#### Excerpted data

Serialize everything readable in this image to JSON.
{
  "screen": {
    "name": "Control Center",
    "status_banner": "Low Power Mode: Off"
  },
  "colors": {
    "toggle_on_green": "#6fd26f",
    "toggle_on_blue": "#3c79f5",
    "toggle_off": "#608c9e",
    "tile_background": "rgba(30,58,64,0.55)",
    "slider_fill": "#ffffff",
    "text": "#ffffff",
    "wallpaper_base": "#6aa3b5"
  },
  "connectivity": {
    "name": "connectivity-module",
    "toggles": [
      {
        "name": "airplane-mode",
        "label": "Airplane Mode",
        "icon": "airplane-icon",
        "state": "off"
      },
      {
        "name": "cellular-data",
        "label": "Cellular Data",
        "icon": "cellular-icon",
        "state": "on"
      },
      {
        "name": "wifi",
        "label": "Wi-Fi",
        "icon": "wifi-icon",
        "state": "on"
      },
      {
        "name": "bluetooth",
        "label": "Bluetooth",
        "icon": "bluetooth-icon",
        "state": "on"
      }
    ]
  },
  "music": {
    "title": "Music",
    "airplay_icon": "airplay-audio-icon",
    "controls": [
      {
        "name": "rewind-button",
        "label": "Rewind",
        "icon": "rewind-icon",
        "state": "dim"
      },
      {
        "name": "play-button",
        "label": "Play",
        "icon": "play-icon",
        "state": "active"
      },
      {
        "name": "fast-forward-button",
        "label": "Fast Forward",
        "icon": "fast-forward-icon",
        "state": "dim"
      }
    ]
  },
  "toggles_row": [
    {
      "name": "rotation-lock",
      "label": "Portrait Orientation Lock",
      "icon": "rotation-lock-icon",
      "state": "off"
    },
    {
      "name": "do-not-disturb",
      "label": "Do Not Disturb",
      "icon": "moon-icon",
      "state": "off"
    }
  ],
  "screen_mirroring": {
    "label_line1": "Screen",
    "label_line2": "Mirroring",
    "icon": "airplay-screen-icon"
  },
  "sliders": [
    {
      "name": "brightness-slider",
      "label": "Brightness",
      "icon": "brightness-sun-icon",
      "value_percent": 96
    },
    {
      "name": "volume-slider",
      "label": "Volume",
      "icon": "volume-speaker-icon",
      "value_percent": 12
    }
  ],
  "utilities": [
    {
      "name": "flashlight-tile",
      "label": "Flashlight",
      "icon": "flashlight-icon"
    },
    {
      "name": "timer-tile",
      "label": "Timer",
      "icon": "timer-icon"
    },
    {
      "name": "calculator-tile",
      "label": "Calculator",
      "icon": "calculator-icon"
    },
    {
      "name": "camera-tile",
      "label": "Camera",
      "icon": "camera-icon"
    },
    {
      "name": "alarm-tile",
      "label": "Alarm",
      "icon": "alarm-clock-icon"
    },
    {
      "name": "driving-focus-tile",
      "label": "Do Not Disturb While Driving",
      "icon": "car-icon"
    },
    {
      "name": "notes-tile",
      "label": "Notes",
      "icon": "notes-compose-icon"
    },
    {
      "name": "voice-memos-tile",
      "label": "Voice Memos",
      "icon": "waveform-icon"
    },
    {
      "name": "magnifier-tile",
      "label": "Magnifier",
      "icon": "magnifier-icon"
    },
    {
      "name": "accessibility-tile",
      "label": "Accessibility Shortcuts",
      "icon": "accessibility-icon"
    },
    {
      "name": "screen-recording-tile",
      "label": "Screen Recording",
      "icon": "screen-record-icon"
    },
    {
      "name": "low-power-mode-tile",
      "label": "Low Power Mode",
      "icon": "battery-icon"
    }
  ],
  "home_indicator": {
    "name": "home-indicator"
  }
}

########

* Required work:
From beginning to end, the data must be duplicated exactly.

* The completed task:
Serialize everything readable in this image to JSON.
{
  "screen": {
    "name": "Control Center",
    "status_banner": "Low Power Mode: Off"
  },
  "colors": {
    "toggle_on_green": "#6fd26f",
    "toggle_on_blue": "#3c79f5",
    "toggle_off": "#608c9e",
    "tile_background": "rgba(30,58,64,0.55)",
    "slider_fill": "#ffffff",
    "text": "#ffffff",
    "wallpaper_base": "#6aa3b5"
  },
  "connectivity": {
    "name": "connectivity-module",
    "toggles": [
      {
        "name": "airplane-mode",
        "label": "Airplane Mode",
        "icon": "airplane-icon",
        "state": "off"
      },
      {
        "name": "cellular-data",
        "label": "Cellular Data",
        "icon": "cellular-icon",
        "state": "on"
      },
      {
        "name": "wifi",
        "label": "Wi-Fi",
        "icon": "wifi-icon",
        "state": "on"
      },
      {
        "name": "bluetooth",
        "label": "Bluetooth",
        "icon": "bluetooth-icon",
        "state": "on"
      }
    ]
  },
  "music": {
    "title": "Music",
    "airplay_icon": "airplay-audio-icon",
    "controls": [
      {
        "name": "rewind-button",
        "label": "Rewind",
        "icon": "rewind-icon",
        "state": "dim"
      },
      {
        "name": "play-button",
        "label": "Play",
        "icon": "play-icon",
        "state": "active"
      },
      {
        "name": "fast-forward-button",
        "label": "Fast Forward",
        "icon": "fast-forward-icon",
        "state": "dim"
      }
    ]
  },
  "toggles_row": [
    {
      "name": "rotation-lock",
      "label": "Portrait Orientation Lock",
      "icon": "rotation-lock-icon",
      "state": "off"
    },
    {
      "name": "do-not-disturb",
      "label": "Do Not Disturb",
      "icon": "moon-icon",
      "state": "off"
    }
  ],
  "screen_mirroring": {
    "label_line1": "Screen",
    "label_line2": "Mirroring",
    "icon": "airplay-screen-icon"
  },
  "sliders": [
    {
      "name": "brightness-slider",
      "label": "Brightness",
      "icon": "brightness-sun-icon",
      "value_percent": 96
    },
    {
      "name": "volume-slider",
      "label": "Volume",
      "icon": "volume-speaker-icon",
      "value_percent": 12
    }
  ],
  "utilities": [
    {
      "name": "flashlight-tile",
      "label": "Flashlight",
      "icon": "flashlight-icon"
    },
    {
      "name": "timer-tile",
      "label": "Timer",
      "icon": "timer-icon"
    },
    {
      "name": "calculator-tile",
      "label": "Calculator",
      "icon": "calculator-icon"
    },
    {
      "name": "camera-tile",
      "label": "Camera",
      "icon": "camera-icon"
    },
    {
      "name": "alarm-tile",
      "label": "Alarm",
      "icon": "alarm-clock-icon"
    },
    {
      "name": "driving-focus-tile",
      "label": "Do Not Disturb While Driving",
      "icon": "car-icon"
    },
    {
      "name": "notes-tile",
      "label": "Notes",
      "icon": "notes-compose-icon"
    },
    {
      "name": "voice-memos-tile",
      "label": "Voice Memos",
      "icon": "waveform-icon"
    },
    {
      "name": "magnifier-tile",
      "label": "Magnifier",
      "icon": "magnifier-icon"
    },
    {
      "name": "accessibility-tile",
      "label": "Accessibility Shortcuts",
      "icon": "accessibility-icon"
    },
    {
      "name": "screen-recording-tile",
      "label": "Screen Recording",
      "icon": "screen-record-icon"
    },
    {
      "name": "low-power-mode-tile",
      "label": "Low Power Mode",
      "icon": "battery-icon"
    }
  ],
  "home_indicator": {
    "name": "home-indicator"
  }
}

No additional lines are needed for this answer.